Last years law suit against 4 Universities piloting the Kindle reader as a eTextbook solution has done a lot to guarantee the accessibility of textbooks to all students.
Ingram Content Group, working with the American Foundation for the Blind consulting group (AFB Consulting), announced a new disability release for their eTextbook platform – VitalSource. The release, which makes the application more usable for disabled students, contains extensive internal feature and function enhancements, as well as support for third-party screen-reader applications. These new features include the new DTD (Document Type Definition) v3.4 and VitalSource’s “MathSpeak” program which adds rich English-language articulation to MathML tags. With this release, VitalSource is the only eTextbook platform on the market to offer full accessibility in downloads, online, and mobile access points for content. Windows, Macintosh®, and online updates are expected in June, and iPhone®, iPod Touch®, and iPad™ releases in August. Continue reading
Ingram announced that it will provide publisher content to Apple’s new iBookstore. Using their CoreSource® program, Ingram’s solution for the storage, management, and distribution of digital content, publishers will be able to submit eBooks to iBookstore for availability on Apple’s new iPad. Ingram will help manage the relationship between publishers and Apple. This will enable a publisher’s catalog to be ingested, converted into ePub, Apple’s required format, and submitted to the iBookstore. To learn more about Ingram’s Apple Referral Program and CoreSource, visit: www.ingramcontent.com/apple.
Ingram is now offering librarians the option to download an Ingram Wire application to their desktop. The application will deliver book news and collection development information. Users may download it at www.ingramwire.com. According to the press release, “messages are prompted by business need and not advertising.” The application will link to ipage, Ingram’s e-business tool for libraries (to place orders). For more information, visit www.ingramcontent.com.
Making the Case for Digital Printing – Tools of Change Conference – Feb. 22, 1:30 – 3:30
Brian O’Leary and Ashley Gordon
This session was directed to publishers who are thinking about digital printing opportunities. The speakers were obviously pro-digital printing and provided many examples of the benefits of digital printing for publishers. But, libraries should take note. Digital printing could be a good source of revenue for libraries who have large digital collections. I particular like the idea of “chunking” and creating keepsake books from public domain material (discussed below). Consortia could purchase a POD machine and member libraries could use this for a variety of projects, just think of the number of digital collections in one consortia. What great revenue! The speakers discussed 3 overlapping segments in digital printing- digital printing vendors, onsite services, and author services
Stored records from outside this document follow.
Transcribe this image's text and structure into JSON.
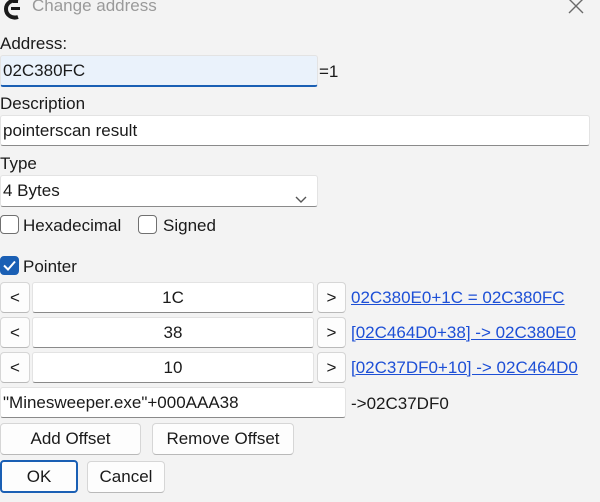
{
  "window": {
    "title": "Change address"
  },
  "address": {
    "label": "Address:",
    "value": "02C380FC",
    "suffix": "=1"
  },
  "description": {
    "label": "Description",
    "value": "pointerscan result"
  },
  "type": {
    "label": "Type",
    "selected": "4 Bytes"
  },
  "options": {
    "hex_label": "Hexadecimal",
    "hex_checked": false,
    "signed_label": "Signed",
    "signed_checked": false
  },
  "pointer": {
    "label": "Pointer",
    "checked": true,
    "offsets": [
      {
        "dec": "<",
        "value": "1C",
        "inc": ">",
        "result": "02C380E0+1C = 02C380FC"
      },
      {
        "dec": "<",
        "value": "38",
        "inc": ">",
        "result": "[02C464D0+38] -> 02C380E0"
      },
      {
        "dec": "<",
        "value": "10",
        "inc": ">",
        "result": "[02C37DF0+10] -> 02C464D0"
      }
    ],
    "base_value": "\"Minesweeper.exe\"+000AAA38",
    "base_result": "->02C37DF0"
  },
  "buttons": {
    "add_offset": "Add Offset",
    "remove_offset": "Remove Offset",
    "ok": "OK",
    "cancel": "Cancel"
  },
  "colors": {
    "accent": "#1a5fb4",
    "link": "#1d4fd6"
  }
}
Digital printing is more than print on demand (POD). POD is a strategy in digital printing.
Content: Think in terms of content, not the physical book Continue reading
Ingram announced today the launch of PubLink. PubLINK is a web based tool for publishers to manage customer and media contact information and send galley copies and catalogs. PubLink was beta tested by Macmillan. Charles Bozian, VP of Finance and Administration for Macmillan said, “We could not be more impressed with Ingram’s PubLink, the PubLink platform is a comprehensive solution for Macmillan’s galley needs, giving us the flexibility we need to serve our customers and media partners while enabling the transition from print to digital, seamlessly. We see big benefits from an operational and cost standpoint over time. This is where trade marketing is going.”
PubLink will be demoed at the TOC Conference on Wednesday. If I get to the demo, I’ll post more information. The full press release is below. Continue reading
I attended a Swets webinar about efficiently acquiring R & D eBooks for the library. I got a quick glance at the Swets interface, due to launch this January. They will have eBook title metadata and TOC loaded with ISBNs (and ISBN13) from a variety of publishers (no list available just yet). Search features look simple enough (quick/advanced) as do the ordering features (shopping cart). Vendors for particular titles and/or collections were listed with a set price for “one-off” purchases (title by title) and collections. They offered concurrent user purchases (3, 8, 10, etc.) with a set price for each option which is quite nice. A participant asked about archiving/perpetual access to eBooks she purchases. Swets answer – publishers decide if books are available as a subscription or perpetual access. Those that offer perpetual access, the publisher will host the eBooks perpetually. Can you get a copy for yourself or for a 3rd party to host? – that’s up to the publisher. Doesn’t sound like Swets will be in the archiving business, but then they aren’t hosting the content, the publishers are. I asked about MARC records, mentioning the lack of quality of freely available MARC records provided with eBook purchases. Again, that is the publishers, they provide the MARC records from a variety of sources……let’s just hope the publishers follow the existing MARC standards. Continue reading